EDSON B. SCHOCK
EDSON BURR SCHOCK (1871-1950)
Biography of Edson B. Schock and Edson I. Schock
Edson Burr Schock (1871-1950) began his yacht design career at the age of 28, when he started working as an apprentice draftsman for A. Cary Smith. In 1900, only a year later, Schock opened his own office. In the early years, he supplemented his business with jobs at the Cramp Shipyard in Philadelphia and a shipyard in Groton, CT. Between 1906 and 1910, he was the design editor for Rudder magazine, and he continued to write articles for various publications throughout his life. At the request of a client in 1910, Schock moved to Vancouver, BC, to supervise construction of a yacht, and he spent the next 40 years at several locations on the West Coast. In 1922, he set up shop in Los Angeles and capitalized on the growth of the movie industry. He spent much of World War II in Stockton, CA, where he designed minesweepers and tugs for the war effort. In 1949, he moved to Kingston, RI, to be near his son, Edson I. Schock. Edson B. Schock's design career is characterized by its diversity - he drafted racing power boats, motor yachts, racing and cruising sailboats, military and government craft, as well as a variety of commercial vessels such as freighters, tugs, and fishing boats.

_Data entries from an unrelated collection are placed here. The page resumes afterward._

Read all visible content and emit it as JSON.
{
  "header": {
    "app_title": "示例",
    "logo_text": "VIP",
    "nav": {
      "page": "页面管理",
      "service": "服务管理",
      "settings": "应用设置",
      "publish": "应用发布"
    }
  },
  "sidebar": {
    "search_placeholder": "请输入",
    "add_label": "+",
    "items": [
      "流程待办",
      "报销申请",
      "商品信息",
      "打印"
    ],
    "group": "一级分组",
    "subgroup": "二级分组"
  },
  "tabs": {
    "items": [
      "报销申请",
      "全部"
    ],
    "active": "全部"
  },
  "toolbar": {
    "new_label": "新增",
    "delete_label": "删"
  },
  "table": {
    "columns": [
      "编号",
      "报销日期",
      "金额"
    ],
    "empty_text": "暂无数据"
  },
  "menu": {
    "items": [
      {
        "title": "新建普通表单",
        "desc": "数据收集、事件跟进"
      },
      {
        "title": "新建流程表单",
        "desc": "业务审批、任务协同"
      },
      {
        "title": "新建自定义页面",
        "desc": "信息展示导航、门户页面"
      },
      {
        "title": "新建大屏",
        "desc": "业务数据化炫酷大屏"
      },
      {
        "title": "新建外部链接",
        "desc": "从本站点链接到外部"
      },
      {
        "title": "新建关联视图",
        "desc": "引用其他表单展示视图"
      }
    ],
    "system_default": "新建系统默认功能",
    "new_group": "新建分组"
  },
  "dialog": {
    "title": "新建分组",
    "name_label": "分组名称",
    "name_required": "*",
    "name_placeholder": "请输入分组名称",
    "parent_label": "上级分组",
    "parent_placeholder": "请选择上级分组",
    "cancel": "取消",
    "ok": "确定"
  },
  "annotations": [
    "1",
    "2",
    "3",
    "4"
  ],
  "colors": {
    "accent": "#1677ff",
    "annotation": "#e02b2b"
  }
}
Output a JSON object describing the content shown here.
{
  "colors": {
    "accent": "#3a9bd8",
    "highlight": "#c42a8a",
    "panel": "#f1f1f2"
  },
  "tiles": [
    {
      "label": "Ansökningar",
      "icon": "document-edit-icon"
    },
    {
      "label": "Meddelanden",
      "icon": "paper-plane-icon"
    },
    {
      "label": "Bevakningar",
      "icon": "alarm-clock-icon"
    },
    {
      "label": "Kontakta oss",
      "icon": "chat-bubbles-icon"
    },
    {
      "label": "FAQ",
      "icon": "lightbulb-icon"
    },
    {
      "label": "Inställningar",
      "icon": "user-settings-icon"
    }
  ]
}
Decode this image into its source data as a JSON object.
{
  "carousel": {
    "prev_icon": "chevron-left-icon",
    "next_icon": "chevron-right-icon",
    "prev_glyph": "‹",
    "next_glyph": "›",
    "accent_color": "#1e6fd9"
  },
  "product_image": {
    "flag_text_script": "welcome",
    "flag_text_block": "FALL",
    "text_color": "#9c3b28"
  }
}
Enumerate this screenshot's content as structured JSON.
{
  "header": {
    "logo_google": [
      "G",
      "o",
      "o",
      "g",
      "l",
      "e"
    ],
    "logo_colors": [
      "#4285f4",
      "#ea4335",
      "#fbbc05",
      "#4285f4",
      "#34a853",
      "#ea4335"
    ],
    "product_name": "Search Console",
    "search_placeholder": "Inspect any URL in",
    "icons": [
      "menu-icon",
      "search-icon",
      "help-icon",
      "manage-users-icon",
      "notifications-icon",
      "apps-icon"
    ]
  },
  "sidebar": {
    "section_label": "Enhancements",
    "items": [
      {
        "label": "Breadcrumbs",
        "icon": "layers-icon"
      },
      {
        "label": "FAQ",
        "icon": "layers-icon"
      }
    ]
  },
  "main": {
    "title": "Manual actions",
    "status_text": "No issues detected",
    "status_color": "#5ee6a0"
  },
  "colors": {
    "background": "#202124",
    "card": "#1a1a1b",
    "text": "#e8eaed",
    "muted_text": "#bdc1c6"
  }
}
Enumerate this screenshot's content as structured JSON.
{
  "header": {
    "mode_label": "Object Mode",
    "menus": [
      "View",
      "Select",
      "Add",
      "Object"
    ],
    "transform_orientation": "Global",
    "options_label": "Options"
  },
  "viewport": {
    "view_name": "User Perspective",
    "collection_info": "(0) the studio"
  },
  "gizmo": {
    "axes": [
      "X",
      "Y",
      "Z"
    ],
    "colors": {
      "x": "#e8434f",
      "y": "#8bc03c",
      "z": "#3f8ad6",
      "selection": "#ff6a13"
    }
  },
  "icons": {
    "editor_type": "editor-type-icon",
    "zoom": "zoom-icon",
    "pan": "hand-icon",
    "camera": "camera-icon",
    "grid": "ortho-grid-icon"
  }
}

Edson Irwin Schock (1897-1988)
EDSON IRWIN SCHOCK (1897-1988)
graduated from MIT's naval architecture program in 1918 and eventually became a professor in the engineering department at the University of Rhode Island. He was particularly interested in efficient construction techniques, and he produced many designs for small, easy-to-build plywood boats. In 1952, he published his book, "How to Build Small Boats." After his retirement, he joined the staff at Mystic Seaport and drew plans for many of the Museum's historic watercraft.